Work required: Search the data for the word "导游之家" and copy every line where it occurs.

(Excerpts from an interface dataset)
------------------------------

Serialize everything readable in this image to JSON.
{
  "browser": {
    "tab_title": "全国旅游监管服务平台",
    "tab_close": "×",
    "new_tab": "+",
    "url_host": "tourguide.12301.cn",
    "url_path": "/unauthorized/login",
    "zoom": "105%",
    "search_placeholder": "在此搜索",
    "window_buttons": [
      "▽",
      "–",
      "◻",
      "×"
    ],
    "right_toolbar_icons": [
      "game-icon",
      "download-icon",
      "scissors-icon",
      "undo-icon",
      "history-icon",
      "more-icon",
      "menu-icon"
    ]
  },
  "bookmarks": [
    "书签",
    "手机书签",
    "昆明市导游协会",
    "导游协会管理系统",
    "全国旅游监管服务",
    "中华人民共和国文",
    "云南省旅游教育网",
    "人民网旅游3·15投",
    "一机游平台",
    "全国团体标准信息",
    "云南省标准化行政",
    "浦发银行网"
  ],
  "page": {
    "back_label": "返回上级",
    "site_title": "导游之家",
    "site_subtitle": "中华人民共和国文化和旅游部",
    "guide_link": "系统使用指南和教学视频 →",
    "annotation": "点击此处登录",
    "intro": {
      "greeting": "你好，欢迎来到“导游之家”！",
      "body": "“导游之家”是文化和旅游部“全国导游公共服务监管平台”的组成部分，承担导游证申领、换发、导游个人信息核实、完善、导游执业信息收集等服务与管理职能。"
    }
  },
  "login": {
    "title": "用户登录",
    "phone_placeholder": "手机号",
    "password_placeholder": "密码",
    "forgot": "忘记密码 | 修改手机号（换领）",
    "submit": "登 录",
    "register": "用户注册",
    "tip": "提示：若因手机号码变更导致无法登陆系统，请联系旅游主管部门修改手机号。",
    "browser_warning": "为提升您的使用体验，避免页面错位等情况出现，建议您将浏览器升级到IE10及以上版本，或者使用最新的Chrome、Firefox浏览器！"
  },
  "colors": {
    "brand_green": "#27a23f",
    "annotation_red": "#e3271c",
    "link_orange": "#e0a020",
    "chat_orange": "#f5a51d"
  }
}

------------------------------

Written response:
    "site_title": "导游之家",
      "greeting": "你好，欢迎来到“导游之家”！",
      "body": "“导游之家”是文化和旅游部“全国导游公共服务监管平台”的组成部分，承担导游证申领、换发、导游个人信息核实、完善、导游执业信息收集等服务与管理职能。"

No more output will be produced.